▸ Instructions for the task: Your answer must be an exact copy of the data below, minus any pictures.
Start of Supplied data
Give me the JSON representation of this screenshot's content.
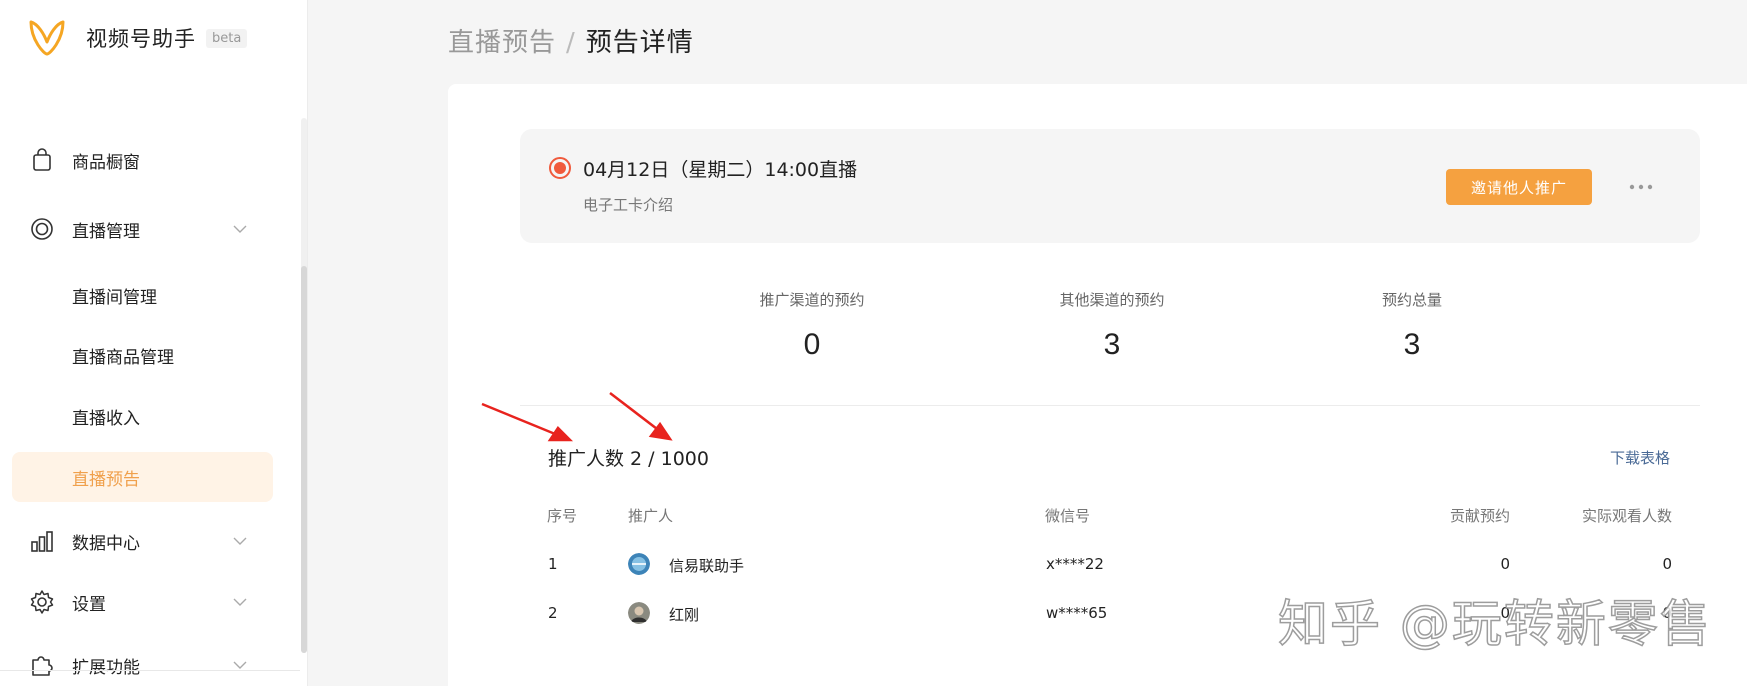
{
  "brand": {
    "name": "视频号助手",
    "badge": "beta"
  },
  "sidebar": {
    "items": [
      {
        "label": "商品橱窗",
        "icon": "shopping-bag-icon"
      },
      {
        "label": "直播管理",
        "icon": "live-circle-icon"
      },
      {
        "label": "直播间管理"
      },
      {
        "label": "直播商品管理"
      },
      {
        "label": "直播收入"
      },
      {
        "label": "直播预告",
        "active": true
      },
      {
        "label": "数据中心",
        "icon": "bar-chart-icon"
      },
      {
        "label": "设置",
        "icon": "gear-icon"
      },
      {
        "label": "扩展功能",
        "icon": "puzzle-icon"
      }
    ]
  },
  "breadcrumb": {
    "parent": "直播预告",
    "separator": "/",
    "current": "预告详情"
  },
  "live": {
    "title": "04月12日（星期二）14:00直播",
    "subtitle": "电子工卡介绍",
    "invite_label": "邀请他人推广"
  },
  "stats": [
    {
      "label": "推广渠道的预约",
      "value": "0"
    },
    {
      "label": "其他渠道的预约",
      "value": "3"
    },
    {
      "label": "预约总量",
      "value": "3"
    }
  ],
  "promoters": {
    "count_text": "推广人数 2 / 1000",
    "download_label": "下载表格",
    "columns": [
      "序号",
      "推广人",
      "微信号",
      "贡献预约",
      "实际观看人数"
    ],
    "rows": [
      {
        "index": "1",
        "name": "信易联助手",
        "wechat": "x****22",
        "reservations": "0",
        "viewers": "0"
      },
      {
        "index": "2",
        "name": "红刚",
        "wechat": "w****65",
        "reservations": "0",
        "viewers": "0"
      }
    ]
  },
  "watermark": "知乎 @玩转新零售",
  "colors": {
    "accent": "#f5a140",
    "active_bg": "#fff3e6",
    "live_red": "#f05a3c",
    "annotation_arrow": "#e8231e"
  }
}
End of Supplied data
▸ The answer:
Give me the JSON representation of this screenshot's content.
{
  "brand": {
    "name": "视频号助手",
    "badge": "beta"
  },
  "sidebar": {
    "items": [
      {
        "label": "商品橱窗",
        "icon": "shopping-bag-icon"
      },
      {
        "label": "直播管理",
        "icon": "live-circle-icon"
      },
      {
        "label": "直播间管理"
      },
      {
        "label": "直播商品管理"
      },
      {
        "label": "直播收入"
      },
      {
        "label": "直播预告",
        "active": true
      },
      {
        "label": "数据中心",
        "icon": "bar-chart-icon"
      },
      {
        "label": "设置",
        "icon": "gear-icon"
      },
      {
        "label": "扩展功能",
        "icon": "puzzle-icon"
      }
    ]
  },
  "breadcrumb": {
    "parent": "直播预告",
    "separator": "/",
    "current": "预告详情"
  },
  "live": {
    "title": "04月12日（星期二）14:00直播",
    "subtitle": "电子工卡介绍",
    "invite_label": "邀请他人推广"
  },
  "stats": [
    {
      "label": "推广渠道的预约",
      "value": "0"
    },
    {
      "label": "其他渠道的预约",
      "value": "3"
    },
    {
      "label": "预约总量",
      "value": "3"
    }
  ],
  "promoters": {
    "count_text": "推广人数 2 / 1000",
    "download_label": "下载表格",
    "columns": [
      "序号",
      "推广人",
      "微信号",
      "贡献预约",
      "实际观看人数"
    ],
    "rows": [
      {
        "index": "1",
        "name": "信易联助手",
        "wechat": "x****22",
        "reservations": "0",
        "viewers": "0"
      },
      {
        "index": "2",
        "name": "红刚",
        "wechat": "w****65",
        "reservations": "0",
        "viewers": "0"
      }
    ]
  },
  "watermark": "知乎 @玩转新零售",
  "colors": {
    "accent": "#f5a140",
    "active_bg": "#fff3e6",
    "live_red": "#f05a3c",
    "annotation_arrow": "#e8231e"
  }
}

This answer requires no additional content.